Your objective
Filter these entries down to the lines that hold the word "kita", and show each of them.
- - -
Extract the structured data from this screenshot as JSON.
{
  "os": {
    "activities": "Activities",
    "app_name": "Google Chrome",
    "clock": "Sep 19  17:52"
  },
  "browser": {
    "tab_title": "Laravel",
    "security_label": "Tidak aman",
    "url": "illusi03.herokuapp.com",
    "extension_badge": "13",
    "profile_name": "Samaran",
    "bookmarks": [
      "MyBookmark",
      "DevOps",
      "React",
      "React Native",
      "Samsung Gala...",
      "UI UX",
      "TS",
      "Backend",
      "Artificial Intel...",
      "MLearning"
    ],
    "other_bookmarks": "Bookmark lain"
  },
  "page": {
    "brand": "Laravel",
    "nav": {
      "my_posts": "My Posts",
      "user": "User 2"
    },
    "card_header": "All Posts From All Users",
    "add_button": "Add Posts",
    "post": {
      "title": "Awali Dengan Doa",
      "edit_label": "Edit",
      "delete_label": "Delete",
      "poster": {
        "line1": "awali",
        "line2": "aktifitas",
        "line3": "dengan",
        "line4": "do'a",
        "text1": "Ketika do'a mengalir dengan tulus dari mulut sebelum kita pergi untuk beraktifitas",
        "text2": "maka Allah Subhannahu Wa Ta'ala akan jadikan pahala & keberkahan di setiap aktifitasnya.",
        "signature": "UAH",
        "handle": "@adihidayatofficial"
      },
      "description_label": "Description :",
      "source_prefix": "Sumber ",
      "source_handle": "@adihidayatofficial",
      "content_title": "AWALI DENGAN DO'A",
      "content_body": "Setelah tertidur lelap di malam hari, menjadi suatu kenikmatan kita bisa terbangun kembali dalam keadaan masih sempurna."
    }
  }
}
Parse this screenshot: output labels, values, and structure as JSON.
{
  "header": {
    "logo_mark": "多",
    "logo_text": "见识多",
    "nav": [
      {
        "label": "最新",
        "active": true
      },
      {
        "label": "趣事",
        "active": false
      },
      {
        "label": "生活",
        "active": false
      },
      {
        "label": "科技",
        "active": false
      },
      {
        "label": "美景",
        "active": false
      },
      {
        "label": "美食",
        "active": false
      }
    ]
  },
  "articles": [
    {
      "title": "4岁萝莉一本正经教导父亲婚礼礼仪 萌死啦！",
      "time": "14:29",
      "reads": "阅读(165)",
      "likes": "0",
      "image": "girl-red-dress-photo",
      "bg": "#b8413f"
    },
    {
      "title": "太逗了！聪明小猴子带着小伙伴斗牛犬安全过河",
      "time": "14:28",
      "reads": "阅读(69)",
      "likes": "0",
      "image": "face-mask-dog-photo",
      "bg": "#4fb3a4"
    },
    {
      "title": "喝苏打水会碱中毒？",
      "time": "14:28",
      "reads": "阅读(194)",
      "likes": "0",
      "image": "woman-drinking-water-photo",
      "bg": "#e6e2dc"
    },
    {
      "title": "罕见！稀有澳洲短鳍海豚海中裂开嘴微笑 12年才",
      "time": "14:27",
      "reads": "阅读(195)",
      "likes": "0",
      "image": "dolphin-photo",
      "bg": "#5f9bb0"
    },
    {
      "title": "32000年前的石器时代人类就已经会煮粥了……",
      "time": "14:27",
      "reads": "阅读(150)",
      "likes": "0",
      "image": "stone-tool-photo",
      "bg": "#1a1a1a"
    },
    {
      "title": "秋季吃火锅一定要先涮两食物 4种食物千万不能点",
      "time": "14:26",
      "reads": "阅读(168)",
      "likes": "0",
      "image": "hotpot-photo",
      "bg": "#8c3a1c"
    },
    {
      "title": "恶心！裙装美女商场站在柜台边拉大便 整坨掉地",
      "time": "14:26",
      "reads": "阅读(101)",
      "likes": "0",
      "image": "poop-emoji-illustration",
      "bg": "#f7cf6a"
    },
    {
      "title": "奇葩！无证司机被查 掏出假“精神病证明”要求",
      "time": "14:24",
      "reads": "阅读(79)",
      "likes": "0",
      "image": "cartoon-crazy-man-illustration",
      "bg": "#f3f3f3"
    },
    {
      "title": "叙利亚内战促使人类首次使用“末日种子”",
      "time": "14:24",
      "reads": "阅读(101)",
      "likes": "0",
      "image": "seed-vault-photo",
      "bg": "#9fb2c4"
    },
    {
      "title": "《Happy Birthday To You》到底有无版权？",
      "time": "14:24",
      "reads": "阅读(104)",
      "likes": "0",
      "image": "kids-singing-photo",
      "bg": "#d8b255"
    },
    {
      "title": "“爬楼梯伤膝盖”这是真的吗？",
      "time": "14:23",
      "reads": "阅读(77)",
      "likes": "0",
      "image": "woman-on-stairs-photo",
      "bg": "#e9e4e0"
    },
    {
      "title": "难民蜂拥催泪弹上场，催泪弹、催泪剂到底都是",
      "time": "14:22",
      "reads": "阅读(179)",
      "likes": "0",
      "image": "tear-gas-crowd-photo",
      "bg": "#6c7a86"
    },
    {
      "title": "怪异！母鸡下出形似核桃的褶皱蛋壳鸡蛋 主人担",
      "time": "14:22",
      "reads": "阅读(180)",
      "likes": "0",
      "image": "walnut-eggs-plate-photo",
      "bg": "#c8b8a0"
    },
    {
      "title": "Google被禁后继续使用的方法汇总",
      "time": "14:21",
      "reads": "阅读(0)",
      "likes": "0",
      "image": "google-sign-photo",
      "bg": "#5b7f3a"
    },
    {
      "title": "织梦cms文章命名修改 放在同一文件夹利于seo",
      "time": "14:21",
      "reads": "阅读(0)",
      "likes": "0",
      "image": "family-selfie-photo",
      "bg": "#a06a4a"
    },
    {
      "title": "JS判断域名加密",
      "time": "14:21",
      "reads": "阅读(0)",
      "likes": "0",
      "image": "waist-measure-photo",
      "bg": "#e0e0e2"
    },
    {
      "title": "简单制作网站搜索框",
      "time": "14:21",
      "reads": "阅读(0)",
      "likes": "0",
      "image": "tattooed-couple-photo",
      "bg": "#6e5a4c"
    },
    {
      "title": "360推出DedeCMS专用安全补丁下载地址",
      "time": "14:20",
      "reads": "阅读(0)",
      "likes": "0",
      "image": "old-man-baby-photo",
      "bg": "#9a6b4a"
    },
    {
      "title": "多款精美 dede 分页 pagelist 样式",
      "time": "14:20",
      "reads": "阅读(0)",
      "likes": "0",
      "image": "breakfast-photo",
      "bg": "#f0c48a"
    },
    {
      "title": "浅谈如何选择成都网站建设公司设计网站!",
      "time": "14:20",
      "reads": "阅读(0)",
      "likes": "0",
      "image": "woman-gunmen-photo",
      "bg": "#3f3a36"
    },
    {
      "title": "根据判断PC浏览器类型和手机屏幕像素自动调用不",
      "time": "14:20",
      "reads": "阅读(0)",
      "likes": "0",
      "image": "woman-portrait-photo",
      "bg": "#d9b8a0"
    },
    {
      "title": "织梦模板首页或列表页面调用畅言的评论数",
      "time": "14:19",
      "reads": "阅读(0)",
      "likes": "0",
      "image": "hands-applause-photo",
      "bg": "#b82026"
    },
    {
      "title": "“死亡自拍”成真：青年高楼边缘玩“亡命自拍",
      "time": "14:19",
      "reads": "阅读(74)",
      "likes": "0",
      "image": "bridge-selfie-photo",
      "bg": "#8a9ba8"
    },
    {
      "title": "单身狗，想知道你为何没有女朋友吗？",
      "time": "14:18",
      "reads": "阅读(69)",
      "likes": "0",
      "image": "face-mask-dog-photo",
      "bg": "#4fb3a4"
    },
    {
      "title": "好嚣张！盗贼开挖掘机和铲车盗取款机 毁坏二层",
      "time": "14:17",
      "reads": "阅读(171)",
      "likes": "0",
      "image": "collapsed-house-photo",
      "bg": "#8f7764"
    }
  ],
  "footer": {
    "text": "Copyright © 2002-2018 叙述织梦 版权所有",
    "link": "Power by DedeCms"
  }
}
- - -
Solution to this task
        "text1": "Ketika do'a mengalir dengan tulus dari mulut sebelum kita pergi untuk beraktifitas",
      "content_body": "Setelah tertidur lelap di malam hari, menjadi suatu kenikmatan kita bisa terbangun kembali dalam keadaan masih sempurna."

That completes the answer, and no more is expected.